However, the story the compilers wish to tell is most apparent in the short section, “Meet the Reformers”. Even the section title is suggestive of individualism. It is here that the significance of the growth of local government in the late 19th and early part of the 20th century is introduced. At this point the Corporation ran much of the vital infrastructure of a modern city, although it is pertinent to point out that this did not apply as the compliers state “through to the 1980’s”.
In the post war period and extending today apparently the public sector in the city and nationally provided no major innovations. Although to be fair some of the wider impacts of national educational reform or the building of the NHS are mentioned in passing. Pointedly, none of the post war giants of Leeds City Council such as the Barons Frank Marshall and Irwin Bellwin or the Sirs Albert King and Karl Cohen get a mention, neither do the originators of major infrastructure works like the rail station, the motorway network or the rebuilding of the city’s housing in the 1960’s, apart from the inevitable reference to Quarry Hill.
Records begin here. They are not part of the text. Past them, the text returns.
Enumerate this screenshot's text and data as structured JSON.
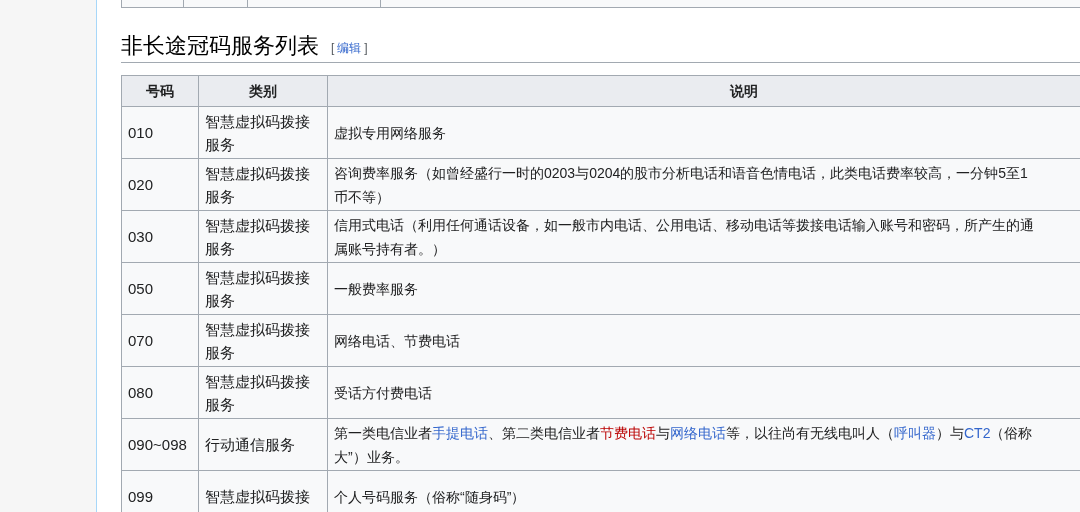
{
  "section": {
    "heading": "非长途冠码服务列表",
    "edit_link": {
      "open": "[",
      "label": "编辑",
      "close": "]"
    }
  },
  "table": {
    "columns": [
      "号码",
      "类别",
      "说明"
    ],
    "rows": [
      {
        "code": "010",
        "category": "智慧虚拟码拨接服务",
        "description": [
          [
            {
              "kind": "text",
              "text": "虚拟专用网络服务"
            }
          ]
        ]
      },
      {
        "code": "020",
        "category": "智慧虚拟码拨接服务",
        "description": [
          [
            {
              "kind": "text",
              "text": "咨询费率服务（如曾经盛行一时的0203与0204的股市分析电话和语音色情电话，此类电话费率较高，一分钟5至1"
            }
          ],
          [
            {
              "kind": "text",
              "text": "币不等）"
            }
          ]
        ]
      },
      {
        "code": "030",
        "category": "智慧虚拟码拨接服务",
        "description": [
          [
            {
              "kind": "text",
              "text": "信用式电话（利用任何通话设备，如一般市内电话、公用电话、移动电话等拨接电话输入账号和密码，所产生的通"
            }
          ],
          [
            {
              "kind": "text",
              "text": "属账号持有者。）"
            }
          ]
        ]
      },
      {
        "code": "050",
        "category": "智慧虚拟码拨接服务",
        "description": [
          [
            {
              "kind": "text",
              "text": "一般费率服务"
            }
          ]
        ]
      },
      {
        "code": "070",
        "category": "智慧虚拟码拨接服务",
        "description": [
          [
            {
              "kind": "text",
              "text": "网络电话、节费电话"
            }
          ]
        ]
      },
      {
        "code": "080",
        "category": "智慧虚拟码拨接服务",
        "description": [
          [
            {
              "kind": "text",
              "text": "受话方付费电话"
            }
          ]
        ]
      },
      {
        "code": "090~098",
        "category": "行动通信服务",
        "description": [
          [
            {
              "kind": "text",
              "text": "第一类电信业者"
            },
            {
              "kind": "link",
              "text": "手提电话"
            },
            {
              "kind": "text",
              "text": "、第二类电信业者"
            },
            {
              "kind": "redlink",
              "text": "节费电话"
            },
            {
              "kind": "text",
              "text": "与"
            },
            {
              "kind": "link",
              "text": "网络电话"
            },
            {
              "kind": "text",
              "text": "等，以往尚有无线电叫人（"
            },
            {
              "kind": "link",
              "text": "呼叫器"
            },
            {
              "kind": "text",
              "text": "）与"
            },
            {
              "kind": "link",
              "text": "CT2"
            },
            {
              "kind": "text",
              "text": "（俗称"
            }
          ],
          [
            {
              "kind": "text",
              "text": "大”）业务。"
            }
          ]
        ]
      },
      {
        "code": "099",
        "category": "智慧虚拟码拨接",
        "description": [
          [
            {
              "kind": "text",
              "text": "个人号码服务（俗称“随身码”）"
            }
          ]
        ]
      }
    ]
  }
}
It is intriguing at first glance that “In the chapter on contemporary innovators there is no … section on reformers though there are some examples of social entrepreneurs.” This lacuna is fortuitously explained away by the fact that “Arguably, although life is still very far from perfect for many Leeds people today, conditions are less severe than … the early industrial period ….”
As an encyclopaedia the book is useful, but has its omissions and inbuilt biases. If the motivation behind the work is merely to sell the city to potential inward investors it has some value, but if it is designed to tell a story of the city to its residents then its partiality and bias show only too apparently. Politically it reflects a world before the clash of liberalism and popularism. If a future work is to “tell the story” of the city today we need something with a stronger critical edge.